__WHAT IS NEEDED__. Using the entries below, copy out all lines where "true" is found.

[TASK INPUT Boundary: Start]

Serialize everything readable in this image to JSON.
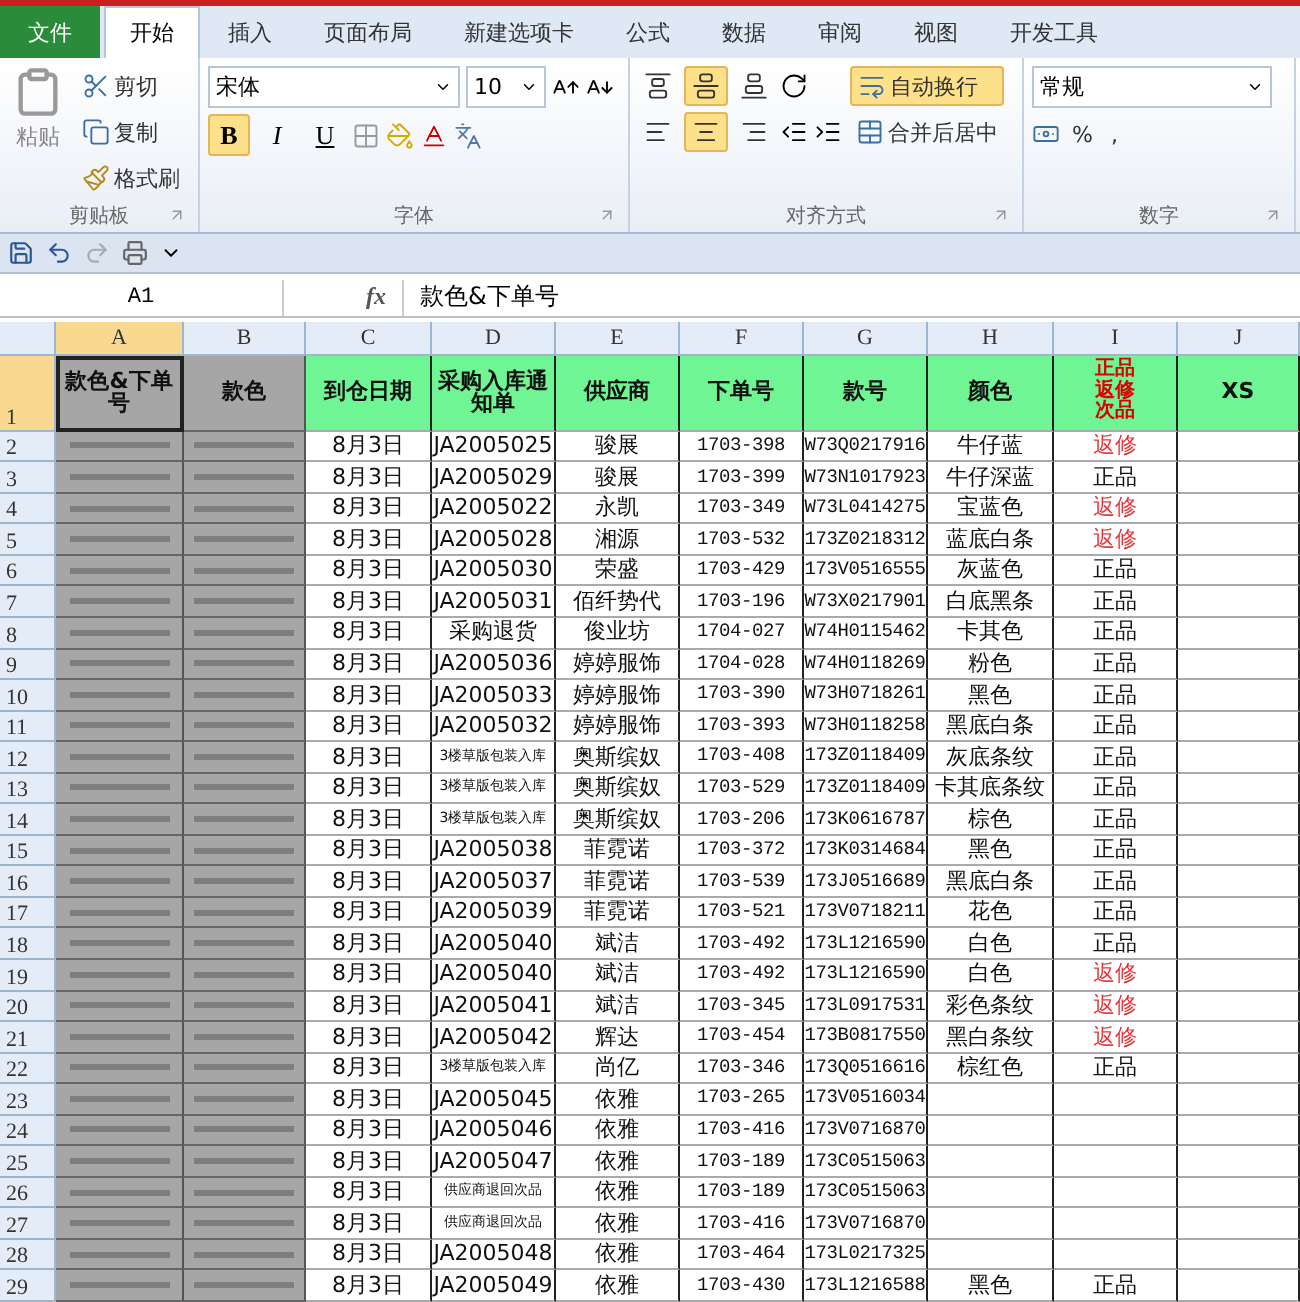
{
  "ribbon_tabs": [
    {
      "label": "文件",
      "kind": "file",
      "selected": false
    },
    {
      "label": "开始",
      "kind": "tab",
      "selected": true
    },
    {
      "label": "插入",
      "kind": "tab",
      "selected": false
    },
    {
      "label": "页面布局",
      "kind": "tab",
      "selected": false
    },
    {
      "label": "新建选项卡",
      "kind": "tab",
      "selected": false
    },
    {
      "label": "公式",
      "kind": "tab",
      "selected": false
    },
    {
      "label": "数据",
      "kind": "tab",
      "selected": false
    },
    {
      "label": "审阅",
      "kind": "tab",
      "selected": false
    },
    {
      "label": "视图",
      "kind": "tab",
      "selected": false
    },
    {
      "label": "开发工具",
      "kind": "tab",
      "selected": false
    }
  ],
  "clipboard": {
    "title": "剪贴板",
    "paste": "粘贴",
    "cut": "剪切",
    "copy": "复制",
    "format_painter": "格式刷"
  },
  "font": {
    "title": "字体",
    "name": "宋体",
    "size": "10",
    "bold_label": "B",
    "italic_label": "I",
    "underline_label": "U",
    "bold": true
  },
  "alignment": {
    "title": "对齐方式",
    "wrap": "自动换行",
    "wrap_on": true,
    "merge": "合并后居中",
    "middle_on": true,
    "center_on": true
  },
  "number": {
    "title": "数字",
    "format": "常规",
    "percent": "%",
    "comma": ","
  },
  "formula_bar": {
    "cell": "A1",
    "fx": "fx",
    "value": "款色&下单号"
  },
  "columns": [
    {
      "label": "A",
      "selected": true
    },
    {
      "label": "B",
      "selected": false
    },
    {
      "label": "C",
      "selected": false
    },
    {
      "label": "D",
      "selected": false
    },
    {
      "label": "E",
      "selected": false
    },
    {
      "label": "F",
      "selected": false
    },
    {
      "label": "G",
      "selected": false
    },
    {
      "label": "H",
      "selected": false
    },
    {
      "label": "I",
      "selected": false
    },
    {
      "label": "J",
      "selected": false
    }
  ],
  "header_row": {
    "number": "1",
    "selected": true,
    "cells": [
      {
        "kind": "grey",
        "text": "款色&下单号"
      },
      {
        "kind": "grey",
        "text": "款色"
      },
      {
        "kind": "green",
        "text": "到仓日期"
      },
      {
        "kind": "green",
        "text": "采购入库通知单"
      },
      {
        "kind": "green",
        "text": "供应商"
      },
      {
        "kind": "green",
        "text": "下单号"
      },
      {
        "kind": "green",
        "text": "款号"
      },
      {
        "kind": "green",
        "text": "颜色"
      },
      {
        "kind": "status",
        "lines": [
          "正品",
          "返修",
          "次品"
        ]
      },
      {
        "kind": "green",
        "text": "XS"
      }
    ]
  },
  "rows": [
    {
      "number": "2",
      "date": "8月3日",
      "notice": {
        "text": "JA2005025",
        "kind": "code"
      },
      "supplier": "骏展",
      "order": "1703-398",
      "style": "W73Q0217916",
      "shade": "牛仔蓝",
      "status": {
        "text": "返修",
        "kind": "repair"
      }
    },
    {
      "number": "3",
      "date": "8月3日",
      "notice": {
        "text": "JA2005029",
        "kind": "code"
      },
      "supplier": "骏展",
      "order": "1703-399",
      "style": "W73N1017923",
      "shade": "牛仔深蓝",
      "status": {
        "text": "正品",
        "kind": "normal"
      }
    },
    {
      "number": "4",
      "date": "8月3日",
      "notice": {
        "text": "JA2005022",
        "kind": "code"
      },
      "supplier": "永凯",
      "order": "1703-349",
      "style": "W73L0414275",
      "shade": "宝蓝色",
      "status": {
        "text": "返修",
        "kind": "repair"
      }
    },
    {
      "number": "5",
      "date": "8月3日",
      "notice": {
        "text": "JA2005028",
        "kind": "code"
      },
      "supplier": "湘源",
      "order": "1703-532",
      "style": "173Z0218312",
      "shade": "蓝底白条",
      "status": {
        "text": "返修",
        "kind": "repair"
      }
    },
    {
      "number": "6",
      "date": "8月3日",
      "notice": {
        "text": "JA2005030",
        "kind": "code"
      },
      "supplier": "荣盛",
      "order": "1703-429",
      "style": "173V0516555",
      "shade": "灰蓝色",
      "status": {
        "text": "正品",
        "kind": "normal"
      }
    },
    {
      "number": "7",
      "date": "8月3日",
      "notice": {
        "text": "JA2005031",
        "kind": "code"
      },
      "supplier": "佰纤势代",
      "order": "1703-196",
      "style": "W73X0217901",
      "shade": "白底黑条",
      "status": {
        "text": "正品",
        "kind": "normal"
      }
    },
    {
      "number": "8",
      "date": "8月3日",
      "notice": {
        "text": "采购退货",
        "kind": "code"
      },
      "supplier": "俊业坊",
      "order": "1704-027",
      "style": "W74H0115462",
      "shade": "卡其色",
      "status": {
        "text": "正品",
        "kind": "normal"
      }
    },
    {
      "number": "9",
      "date": "8月3日",
      "notice": {
        "text": "JA2005036",
        "kind": "code"
      },
      "supplier": "婷婷服饰",
      "order": "1704-028",
      "style": "W74H0118269",
      "shade": "粉色",
      "status": {
        "text": "正品",
        "kind": "normal"
      }
    },
    {
      "number": "10",
      "date": "8月3日",
      "notice": {
        "text": "JA2005033",
        "kind": "code"
      },
      "supplier": "婷婷服饰",
      "order": "1703-390",
      "style": "W73H0718261",
      "shade": "黑色",
      "status": {
        "text": "正品",
        "kind": "normal"
      }
    },
    {
      "number": "11",
      "date": "8月3日",
      "notice": {
        "text": "JA2005032",
        "kind": "code"
      },
      "supplier": "婷婷服饰",
      "order": "1703-393",
      "style": "W73H0118258",
      "shade": "黑底白条",
      "status": {
        "text": "正品",
        "kind": "normal"
      }
    },
    {
      "number": "12",
      "date": "8月3日",
      "notice": {
        "text": "3楼草版包装入库",
        "kind": "small"
      },
      "supplier": "奥斯缤奴",
      "order": "1703-408",
      "style": "173Z0118409",
      "shade": "灰底条纹",
      "status": {
        "text": "正品",
        "kind": "normal"
      }
    },
    {
      "number": "13",
      "date": "8月3日",
      "notice": {
        "text": "3楼草版包装入库",
        "kind": "small"
      },
      "supplier": "奥斯缤奴",
      "order": "1703-529",
      "style": "173Z0118409",
      "shade": "卡其底条纹",
      "status": {
        "text": "正品",
        "kind": "normal"
      }
    },
    {
      "number": "14",
      "date": "8月3日",
      "notice": {
        "text": "3楼草版包装入库",
        "kind": "small"
      },
      "supplier": "奥斯缤奴",
      "order": "1703-206",
      "style": "173K0616787",
      "shade": "棕色",
      "status": {
        "text": "正品",
        "kind": "normal"
      }
    },
    {
      "number": "15",
      "date": "8月3日",
      "notice": {
        "text": "JA2005038",
        "kind": "code"
      },
      "supplier": "菲霓诺",
      "order": "1703-372",
      "style": "173K0314684",
      "shade": "黑色",
      "status": {
        "text": "正品",
        "kind": "normal"
      }
    },
    {
      "number": "16",
      "date": "8月3日",
      "notice": {
        "text": "JA2005037",
        "kind": "code"
      },
      "supplier": "菲霓诺",
      "order": "1703-539",
      "style": "173J0516689",
      "shade": "黑底白条",
      "status": {
        "text": "正品",
        "kind": "normal"
      }
    },
    {
      "number": "17",
      "date": "8月3日",
      "notice": {
        "text": "JA2005039",
        "kind": "code"
      },
      "supplier": "菲霓诺",
      "order": "1703-521",
      "style": "173V0718211",
      "shade": "花色",
      "status": {
        "text": "正品",
        "kind": "normal"
      }
    },
    {
      "number": "18",
      "date": "8月3日",
      "notice": {
        "text": "JA2005040",
        "kind": "code"
      },
      "supplier": "斌洁",
      "order": "1703-492",
      "style": "173L1216590",
      "shade": "白色",
      "status": {
        "text": "正品",
        "kind": "normal"
      }
    },
    {
      "number": "19",
      "date": "8月3日",
      "notice": {
        "text": "JA2005040",
        "kind": "code"
      },
      "supplier": "斌洁",
      "order": "1703-492",
      "style": "173L1216590",
      "shade": "白色",
      "status": {
        "text": "返修",
        "kind": "repair"
      }
    },
    {
      "number": "20",
      "date": "8月3日",
      "notice": {
        "text": "JA2005041",
        "kind": "code"
      },
      "supplier": "斌洁",
      "order": "1703-345",
      "style": "173L0917531",
      "shade": "彩色条纹",
      "status": {
        "text": "返修",
        "kind": "repair"
      }
    },
    {
      "number": "21",
      "date": "8月3日",
      "notice": {
        "text": "JA2005042",
        "kind": "code"
      },
      "supplier": "辉达",
      "order": "1703-454",
      "style": "173B0817550",
      "shade": "黑白条纹",
      "status": {
        "text": "返修",
        "kind": "repair"
      }
    },
    {
      "number": "22",
      "date": "8月3日",
      "notice": {
        "text": "3楼草版包装入库",
        "kind": "small"
      },
      "supplier": "尚亿",
      "order": "1703-346",
      "style": "173Q0516616",
      "shade": "棕红色",
      "status": {
        "text": "正品",
        "kind": "normal"
      }
    },
    {
      "number": "23",
      "date": "8月3日",
      "notice": {
        "text": "JA2005045",
        "kind": "code"
      },
      "supplier": "依雅",
      "order": "1703-265",
      "style": "173V0516034"
    },
    {
      "number": "24",
      "date": "8月3日",
      "notice": {
        "text": "JA2005046",
        "kind": "code"
      },
      "supplier": "依雅",
      "order": "1703-416",
      "style": "173V0716870"
    },
    {
      "number": "25",
      "date": "8月3日",
      "notice": {
        "text": "JA2005047",
        "kind": "code"
      },
      "supplier": "依雅",
      "order": "1703-189",
      "style": "173C0515063"
    },
    {
      "number": "26",
      "date": "8月3日",
      "notice": {
        "text": "供应商退回次品",
        "kind": "small"
      },
      "supplier": "依雅",
      "order": "1703-189",
      "style": "173C0515063"
    },
    {
      "number": "27",
      "date": "8月3日",
      "notice": {
        "text": "供应商退回次品",
        "kind": "small"
      },
      "supplier": "依雅",
      "order": "1703-416",
      "style": "173V0716870"
    },
    {
      "number": "28",
      "date": "8月3日",
      "notice": {
        "text": "JA2005048",
        "kind": "code"
      },
      "supplier": "依雅",
      "order": "1703-464",
      "style": "173L0217325"
    },
    {
      "number": "29",
      "date": "8月3日",
      "notice": {
        "text": "JA2005049",
        "kind": "code"
      },
      "supplier": "依雅",
      "order": "1703-430",
      "style": "173L1216588",
      "shade": "黑色",
      "status": {
        "text": "正品",
        "kind": "normal"
      }
    }
  ]
}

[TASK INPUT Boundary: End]

__TASK RESPONSE__.
      "selected": true
    "bold": true
    "wrap_on": true,
    "middle_on": true,
    "center_on": true
      "selected": true
    "selected": true,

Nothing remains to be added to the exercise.